Before going out of bounds on the right side of the field though, Smith moved the football from his left to right hand and fumbled the football trying to extend for a few extra yards.
The fumble was recovered by Woodson for his third takeaway of the game. Woodson also had five tackles in Sunday's game.
Once again though, Carolina's defense held and Crosby kicked a 19-yard field goal. After scoring the game's first 13 points, Carolina gave up 20 unanswered points to the Packers.
"When you have a team down, you have to keep them down," Newton said. "You can't just keep them in the game. When we have opportunities to score, we have to put seven points on the board because it's only a matter of time until any good team is going to react."
The confidence Newton built in the game's opening moments continued to shatter.

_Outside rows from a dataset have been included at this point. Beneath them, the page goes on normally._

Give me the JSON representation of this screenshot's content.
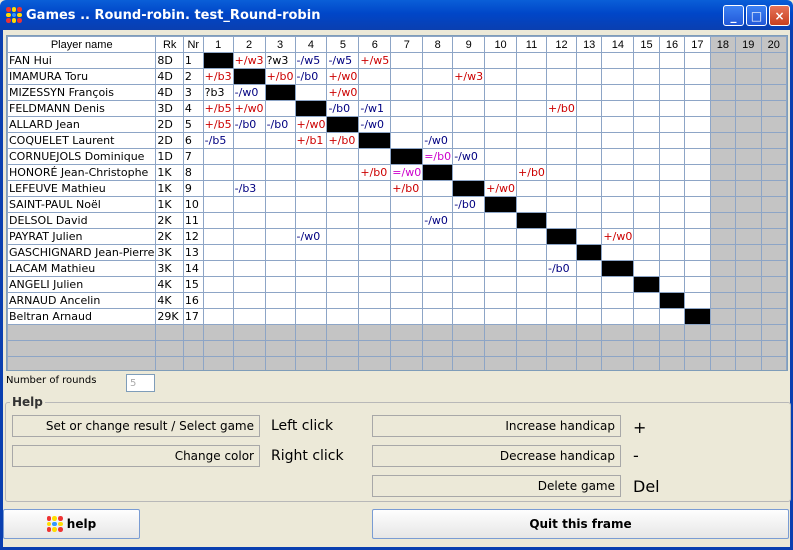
{
  "window": {
    "title": "Games .. Round-robin. test_Round-robin",
    "minimize": "_",
    "maximize": "□",
    "close": "×"
  },
  "table": {
    "headers": [
      "Player name",
      "Rk",
      "Nr",
      "1",
      "2",
      "3",
      "4",
      "5",
      "6",
      "7",
      "8",
      "9",
      "10",
      "11",
      "12",
      "13",
      "14",
      "15",
      "16",
      "17",
      "18",
      "19",
      "20"
    ],
    "players": [
      {
        "name": "FAN Hui",
        "rank": "8D",
        "nr": "1",
        "results": {
          "2": "+/w3",
          "3": "?w3",
          "4": "-/w5",
          "5": "-/w5",
          "6": "+/w5"
        }
      },
      {
        "name": "IMAMURA Toru",
        "rank": "4D",
        "nr": "2",
        "results": {
          "1": "+/b3",
          "3": "+/b0",
          "4": "-/b0",
          "5": "+/w0",
          "9": "+/w3"
        }
      },
      {
        "name": "MIZESSYN François",
        "rank": "4D",
        "nr": "3",
        "results": {
          "1": "?b3",
          "2": "-/w0",
          "5": "+/w0"
        }
      },
      {
        "name": "FELDMANN Denis",
        "rank": "3D",
        "nr": "4",
        "results": {
          "1": "+/b5",
          "2": "+/w0",
          "5": "-/b0",
          "6": "-/w1",
          "12": "+/b0"
        }
      },
      {
        "name": "ALLARD Jean",
        "rank": "2D",
        "nr": "5",
        "results": {
          "1": "+/b5",
          "2": "-/b0",
          "3": "-/b0",
          "4": "+/w0",
          "6": "-/w0"
        }
      },
      {
        "name": "COQUELET Laurent",
        "rank": "2D",
        "nr": "6",
        "results": {
          "1": "-/b5",
          "4": "+/b1",
          "5": "+/b0",
          "8": "-/w0"
        }
      },
      {
        "name": "CORNUEJOLS Dominique",
        "rank": "1D",
        "nr": "7",
        "results": {
          "8": "=/b0",
          "9": "-/w0"
        }
      },
      {
        "name": "HONORÉ Jean-Christophe",
        "rank": "1K",
        "nr": "8",
        "results": {
          "6": "+/b0",
          "7": "=/w0",
          "11": "+/b0"
        }
      },
      {
        "name": "LEFEUVE Mathieu",
        "rank": "1K",
        "nr": "9",
        "results": {
          "2": "-/b3",
          "7": "+/b0",
          "10": "+/w0"
        }
      },
      {
        "name": "SAINT-PAUL Noël",
        "rank": "1K",
        "nr": "10",
        "results": {
          "9": "-/b0"
        }
      },
      {
        "name": "DELSOL David",
        "rank": "2K",
        "nr": "11",
        "results": {
          "8": "-/w0"
        }
      },
      {
        "name": "PAYRAT Julien",
        "rank": "2K",
        "nr": "12",
        "results": {
          "4": "-/w0",
          "14": "+/w0"
        }
      },
      {
        "name": "GASCHIGNARD Jean-Pierre",
        "rank": "3K",
        "nr": "13",
        "results": {}
      },
      {
        "name": "LACAM Mathieu",
        "rank": "3K",
        "nr": "14",
        "results": {
          "12": "-/b0"
        }
      },
      {
        "name": "ANGELI Julien",
        "rank": "4K",
        "nr": "15",
        "results": {}
      },
      {
        "name": "ARNAUD Ancelin",
        "rank": "4K",
        "nr": "16",
        "results": {}
      },
      {
        "name": "Beltran Arnaud",
        "rank": "29K",
        "nr": "17",
        "results": {}
      }
    ],
    "colors": {
      "win": "#cc0000",
      "loss": "#000080",
      "draw": "#cc00cc",
      "pending": "#000000"
    }
  },
  "rounds": {
    "label": "Number of rounds",
    "value": "5"
  },
  "help": {
    "legend": "Help",
    "set_result_button": "Set or change result / Select game",
    "set_result_hint": "Left click",
    "change_color_button": "Change color",
    "change_color_hint": "Right click",
    "increase_button": "Increase handicap",
    "increase_hint": "+",
    "decrease_button": "Decrease handicap",
    "decrease_hint": "-",
    "delete_button": "Delete game",
    "delete_hint": "Del"
  },
  "bottom": {
    "help_button": "help",
    "quit_button": "Quit this frame"
  }
}
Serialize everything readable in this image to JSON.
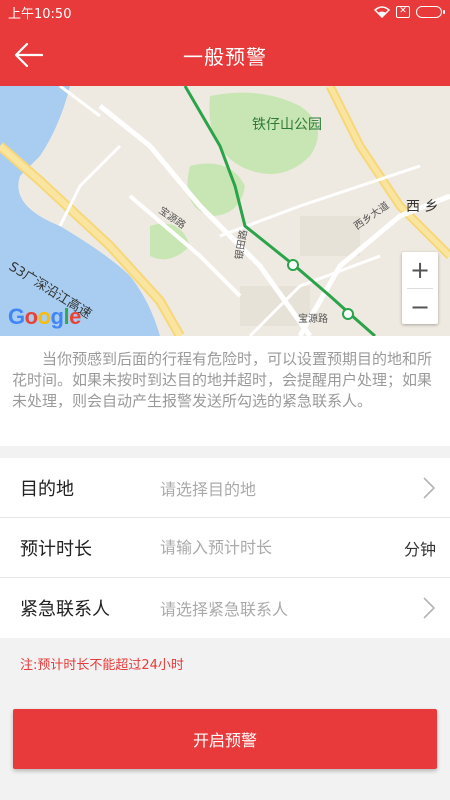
{
  "status_bar": {
    "time": "上午10:50",
    "sim_text": "✕"
  },
  "header": {
    "title": "一般预警",
    "back_icon": "arrow-left-icon"
  },
  "map": {
    "labels": {
      "park": "铁仔山公园",
      "xixiang": "西 乡",
      "highway": "S3广深沿江高速",
      "baoyuan_road": "宝源路",
      "yintian_road": "银田路",
      "xixiang_avenue": "西乡大道",
      "baoyuan_road_2": "宝源路"
    },
    "logo_letters": [
      "G",
      "o",
      "o",
      "g",
      "l",
      "e"
    ],
    "zoom_in": "+",
    "zoom_out": "−"
  },
  "description": "当你预感到后面的行程有危险时，可以设置预期目的地和所花时间。如果未按时到达目的地并超时，会提醒用户处理；如果未处理，则会自动产生报警发送所勾选的紧急联系人。",
  "form": {
    "destination": {
      "label": "目的地",
      "placeholder": "请选择目的地"
    },
    "duration": {
      "label": "预计时长",
      "placeholder": "请输入预计时长",
      "value": "",
      "unit": "分钟"
    },
    "contact": {
      "label": "紧急联系人",
      "placeholder": "请选择紧急联系人"
    }
  },
  "note": "注:预计时长不能超过24小时",
  "submit_label": "开启预警",
  "colors": {
    "primary": "#e83a3a",
    "water": "#a8cdf0",
    "park": "#c8e6b4",
    "route": "#2aa34a",
    "google_blue": "#4285f4",
    "google_red": "#ea4335",
    "google_yellow": "#fbbc05",
    "google_green": "#34a853"
  }
}
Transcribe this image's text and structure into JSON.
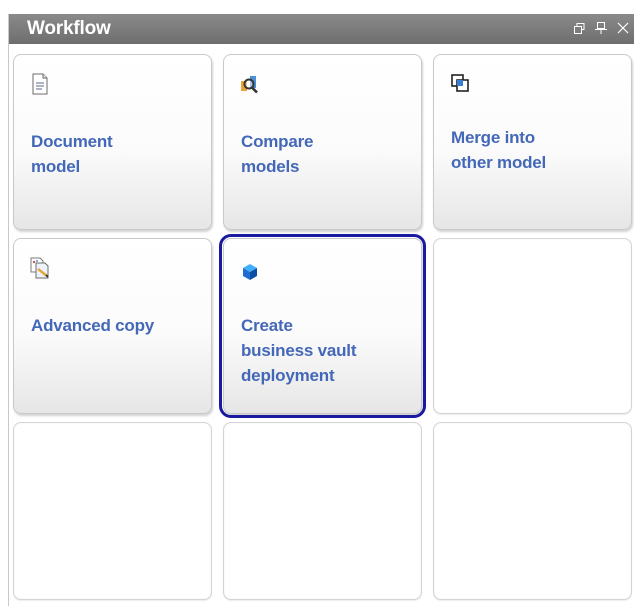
{
  "panel": {
    "title": "Workflow",
    "buttons": [
      {
        "name": "restore-window",
        "glyph": "🗗",
        "icon": "restore-icon"
      },
      {
        "name": "pin",
        "glyph": "⊥",
        "icon": "pin-icon"
      },
      {
        "name": "close",
        "glyph": "✕",
        "icon": "close-icon"
      }
    ]
  },
  "tiles": [
    {
      "label_line1": "Document",
      "label_line2": "model",
      "label_line3": "",
      "icon": "document-icon"
    },
    {
      "label_line1": "Compare",
      "label_line2": "models",
      "label_line3": "",
      "icon": "compare-magnifier-icon"
    },
    {
      "label_line1": "Merge into",
      "label_line2": "other model",
      "label_line3": "",
      "icon": "merge-icon"
    },
    {
      "label_line1": "Advanced copy",
      "label_line2": "",
      "label_line3": "",
      "icon": "advanced-copy-icon"
    },
    {
      "label_line1": "Create",
      "label_line2": "business vault",
      "label_line3": "deployment",
      "icon": "blue-cube-icon",
      "selected": true
    }
  ]
}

A pass play to Legedu Naanee on third down and 10 went over the receiver's head and was picked off by Morgan Burnett, Newton's third thrown interception. The turnover surrendered a third-straight field goal by Crosby, this time from 34 yards out.
The Panthers needed a touchdown, but a 13-play, 77-yard drive stalled within the five-yard line. Carolina had to settle for a 21-yard field goal from Mare to keep them within a score of the lead, 23-16.
Not giving their opponents a chance to tie, the Packers sealed the game on the next drive with a 84-yard pass from Rodgers to receiver Jordy Nelson that took two plays, 96 yards and 55 seconds.
Following a long 62-yard reception by Smith, Newton scored six plays later on a four-yard run with 1:37 remaining. Smith finished with a team-high 156 receiving yards on six catches.
The Packers recovered an ensuing onside kick, Rodgers knelt down and ran out the remaining 26 seconds on the clock.
Rivera is excited with what he's seeing from his team in his first year as coach, but realizes where they went wrong against Green Bay.
"We are converting and making plays down the field," Rivera said. "It's just a matter of time. The most disappointing thing is we had an opportunity to win the football game. Our guys gave us a chance. At the same time, we took away that chance."
Understanding his bad choices, Newton said he'll improve upon the gaffes he made in Sunday's contest.
"The more I see it, the more I know it's not college anymore," Newton said. "There aren't any gimmicks in this league, especially against a good football team. We played an excellent team in the Packers and they capitalize on each and every one of your mistakes."
The Panthers will try to rebound Sunday when they welcome the Jacksonville Jaguars (1-1) to Bank of America Stadium. The Jaguars are coming off of a 32-3 loss to the New York Jets. Kickoff is set for 1 p.m. The game will be televised on CBS.View more articles in: